### ENTRIES SHOWN ###
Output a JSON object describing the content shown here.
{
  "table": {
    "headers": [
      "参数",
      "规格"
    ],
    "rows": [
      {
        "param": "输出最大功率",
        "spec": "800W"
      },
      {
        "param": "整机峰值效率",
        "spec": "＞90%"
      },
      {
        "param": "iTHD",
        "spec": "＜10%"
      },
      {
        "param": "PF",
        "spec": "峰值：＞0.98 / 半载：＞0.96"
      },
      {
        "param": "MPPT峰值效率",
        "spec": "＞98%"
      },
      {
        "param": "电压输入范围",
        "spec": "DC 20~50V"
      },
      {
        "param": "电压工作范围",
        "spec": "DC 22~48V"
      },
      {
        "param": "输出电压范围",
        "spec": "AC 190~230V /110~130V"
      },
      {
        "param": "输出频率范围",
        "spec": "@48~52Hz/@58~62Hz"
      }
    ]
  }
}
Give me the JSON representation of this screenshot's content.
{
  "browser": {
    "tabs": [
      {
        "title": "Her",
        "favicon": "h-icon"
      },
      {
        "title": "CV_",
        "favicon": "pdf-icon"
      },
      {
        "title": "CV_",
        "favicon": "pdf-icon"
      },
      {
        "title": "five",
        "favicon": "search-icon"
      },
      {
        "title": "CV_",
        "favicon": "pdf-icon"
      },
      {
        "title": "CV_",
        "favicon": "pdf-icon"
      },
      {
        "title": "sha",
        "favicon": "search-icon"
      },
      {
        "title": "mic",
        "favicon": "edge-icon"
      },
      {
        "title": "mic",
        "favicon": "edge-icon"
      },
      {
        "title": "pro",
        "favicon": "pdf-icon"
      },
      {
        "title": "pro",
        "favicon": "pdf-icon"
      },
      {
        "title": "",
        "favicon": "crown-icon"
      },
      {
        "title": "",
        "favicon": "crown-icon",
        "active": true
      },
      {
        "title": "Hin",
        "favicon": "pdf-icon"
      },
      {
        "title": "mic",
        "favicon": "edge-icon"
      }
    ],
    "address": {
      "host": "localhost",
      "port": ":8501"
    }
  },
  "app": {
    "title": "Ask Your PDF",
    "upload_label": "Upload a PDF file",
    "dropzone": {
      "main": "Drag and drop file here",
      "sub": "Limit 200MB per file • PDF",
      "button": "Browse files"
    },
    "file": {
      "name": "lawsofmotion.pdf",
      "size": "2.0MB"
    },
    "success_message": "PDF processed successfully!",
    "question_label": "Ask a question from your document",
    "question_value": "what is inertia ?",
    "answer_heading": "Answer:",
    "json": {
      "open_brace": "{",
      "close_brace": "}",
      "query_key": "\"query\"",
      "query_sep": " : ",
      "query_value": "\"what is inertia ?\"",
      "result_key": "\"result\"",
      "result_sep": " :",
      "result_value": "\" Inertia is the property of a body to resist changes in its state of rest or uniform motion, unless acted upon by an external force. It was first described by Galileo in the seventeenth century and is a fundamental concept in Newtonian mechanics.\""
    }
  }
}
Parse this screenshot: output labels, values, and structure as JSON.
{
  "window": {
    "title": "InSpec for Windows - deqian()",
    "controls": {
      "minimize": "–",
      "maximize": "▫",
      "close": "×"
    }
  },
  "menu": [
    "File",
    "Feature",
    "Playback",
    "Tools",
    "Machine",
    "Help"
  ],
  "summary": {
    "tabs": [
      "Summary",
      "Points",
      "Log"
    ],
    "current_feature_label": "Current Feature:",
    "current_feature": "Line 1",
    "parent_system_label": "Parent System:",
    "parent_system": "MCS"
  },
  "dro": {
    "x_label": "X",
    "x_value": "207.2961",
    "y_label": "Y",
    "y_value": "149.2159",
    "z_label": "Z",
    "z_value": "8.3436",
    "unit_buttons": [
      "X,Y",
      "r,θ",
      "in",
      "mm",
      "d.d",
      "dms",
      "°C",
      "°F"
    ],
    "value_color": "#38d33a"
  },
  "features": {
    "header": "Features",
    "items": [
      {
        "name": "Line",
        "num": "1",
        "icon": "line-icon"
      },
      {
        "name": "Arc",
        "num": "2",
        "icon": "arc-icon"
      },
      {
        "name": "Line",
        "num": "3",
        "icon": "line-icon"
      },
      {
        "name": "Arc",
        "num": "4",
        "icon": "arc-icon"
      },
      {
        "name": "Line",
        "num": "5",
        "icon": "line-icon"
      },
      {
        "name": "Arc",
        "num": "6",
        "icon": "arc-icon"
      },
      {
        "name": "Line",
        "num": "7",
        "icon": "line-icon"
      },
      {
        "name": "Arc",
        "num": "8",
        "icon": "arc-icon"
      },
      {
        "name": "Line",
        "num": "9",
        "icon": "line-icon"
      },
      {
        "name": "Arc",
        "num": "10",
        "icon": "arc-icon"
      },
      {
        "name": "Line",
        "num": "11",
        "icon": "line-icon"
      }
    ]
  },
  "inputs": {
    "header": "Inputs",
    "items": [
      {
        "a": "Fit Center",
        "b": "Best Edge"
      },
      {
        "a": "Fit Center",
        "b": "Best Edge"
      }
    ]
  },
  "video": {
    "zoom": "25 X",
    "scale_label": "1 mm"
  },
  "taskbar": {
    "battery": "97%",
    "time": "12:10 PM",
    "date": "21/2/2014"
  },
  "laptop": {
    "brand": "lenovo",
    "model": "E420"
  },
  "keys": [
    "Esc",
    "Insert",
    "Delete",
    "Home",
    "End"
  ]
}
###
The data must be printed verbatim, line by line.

Output a JSON object describing the content shown here.
{
  "table": {
    "headers": [
      "参数",
      "规格"
    ],
    "rows": [
      {
        "param": "输出最大功率",
        "spec": "800W"
      },
      {
        "param": "整机峰值效率",
        "spec": "＞90%"
      },
      {
        "param": "iTHD",
        "spec": "＜10%"
      },
      {
        "param": "PF",
        "spec": "峰值：＞0.98 / 半载：＞0.96"
      },
      {
        "param": "MPPT峰值效率",
        "spec": "＞98%"
      },
      {
        "param": "电压输入范围",
        "spec": "DC 20~50V"
      },
      {
        "param": "电压工作范围",
        "spec": "DC 22~48V"
      },
      {
        "param": "输出电压范围",
        "spec": "AC 190~230V /110~130V"
      },
      {
        "param": "输出频率范围",
        "spec": "@48~52Hz/@58~62Hz"
      }
    ]
  }
}
Give me the JSON representation of this screenshot's content.
{
  "browser": {
    "tabs": [
      {
        "title": "Her",
        "favicon": "h-icon"
      },
      {
        "title": "CV_",
        "favicon": "pdf-icon"
      },
      {
        "title": "CV_",
        "favicon": "pdf-icon"
      },
      {
        "title": "five",
        "favicon": "search-icon"
      },
      {
        "title": "CV_",
        "favicon": "pdf-icon"
      },
      {
        "title": "CV_",
        "favicon": "pdf-icon"
      },
      {
        "title": "sha",
        "favicon": "search-icon"
      },
      {
        "title": "mic",
        "favicon": "edge-icon"
      },
      {
        "title": "mic",
        "favicon": "edge-icon"
      },
      {
        "title": "pro",
        "favicon": "pdf-icon"
      },
      {
        "title": "pro",
        "favicon": "pdf-icon"
      },
      {
        "title": "",
        "favicon": "crown-icon"
      },
      {
        "title": "",
        "favicon": "crown-icon",
        "active": true
      },
      {
        "title": "Hin",
        "favicon": "pdf-icon"
      },
      {
        "title": "mic",
        "favicon": "edge-icon"
      }
    ],
    "address": {
      "host": "localhost",
      "port": ":8501"
    }
  },
  "app": {
    "title": "Ask Your PDF",
    "upload_label": "Upload a PDF file",
    "dropzone": {
      "main": "Drag and drop file here",
      "sub": "Limit 200MB per file • PDF",
      "button": "Browse files"
    },
    "file": {
      "name": "lawsofmotion.pdf",
      "size": "2.0MB"
    },
    "success_message": "PDF processed successfully!",
    "question_label": "Ask a question from your document",
    "question_value": "what is inertia ?",
    "answer_heading": "Answer:",
    "json": {
      "open_brace": "{",
      "close_brace": "}",
      "query_key": "\"query\"",
      "query_sep": " : ",
      "query_value": "\"what is inertia ?\"",
      "result_key": "\"result\"",
      "result_sep": " :",
      "result_value": "\" Inertia is the property of a body to resist changes in its state of rest or uniform motion, unless acted upon by an external force. It was first described by Galileo in the seventeenth century and is a fundamental concept in Newtonian mechanics.\""
    }
  }
}
Parse this screenshot: output labels, values, and structure as JSON.
{
  "window": {
    "title": "InSpec for Windows - deqian()",
    "controls": {
      "minimize": "–",
      "maximize": "▫",
      "close": "×"
    }
  },
  "menu": [
    "File",
    "Feature",
    "Playback",
    "Tools",
    "Machine",
    "Help"
  ],
  "summary": {
    "tabs": [
      "Summary",
      "Points",
      "Log"
    ],
    "current_feature_label": "Current Feature:",
    "current_feature": "Line 1",
    "parent_system_label": "Parent System:",
    "parent_system": "MCS"
  },
  "dro": {
    "x_label": "X",
    "x_value": "207.2961",
    "y_label": "Y",
    "y_value": "149.2159",
    "z_label": "Z",
    "z_value": "8.3436",
    "unit_buttons": [
      "X,Y",
      "r,θ",
      "in",
      "mm",
      "d.d",
      "dms",
      "°C",
      "°F"
    ],
    "value_color": "#38d33a"
  },
  "features": {
    "header": "Features",
    "items": [
      {
        "name": "Line",
        "num": "1",
        "icon": "line-icon"
      },
      {
        "name": "Arc",
        "num": "2",
        "icon": "arc-icon"
      },
      {
        "name": "Line",
        "num": "3",
        "icon": "line-icon"
      },
      {
        "name": "Arc",
        "num": "4",
        "icon": "arc-icon"
      },
      {
        "name": "Line",
        "num": "5",
        "icon": "line-icon"
      },
      {
        "name": "Arc",
        "num": "6",
        "icon": "arc-icon"
      },
      {
        "name": "Line",
        "num": "7",
        "icon": "line-icon"
      },
      {
        "name": "Arc",
        "num": "8",
        "icon": "arc-icon"
      },
      {
        "name": "Line",
        "num": "9",
        "icon": "line-icon"
      },
      {
        "name": "Arc",
        "num": "10",
        "icon": "arc-icon"
      },
      {
        "name": "Line",
        "num": "11",
        "icon": "line-icon"
      }
    ]
  },
  "inputs": {
    "header": "Inputs",
    "items": [
      {
        "a": "Fit Center",
        "b": "Best Edge"
      },
      {
        "a": "Fit Center",
        "b": "Best Edge"
      }
    ]
  },
  "video": {
    "zoom": "25 X",
    "scale_label": "1 mm"
  },
  "taskbar": {
    "battery": "97%",
    "time": "12:10 PM",
    "date": "21/2/2014"
  },
  "laptop": {
    "brand": "lenovo",
    "model": "E420"
  },
  "keys": [
    "Esc",
    "Insert",
    "Delete",
    "Home",
    "End"
  ]
}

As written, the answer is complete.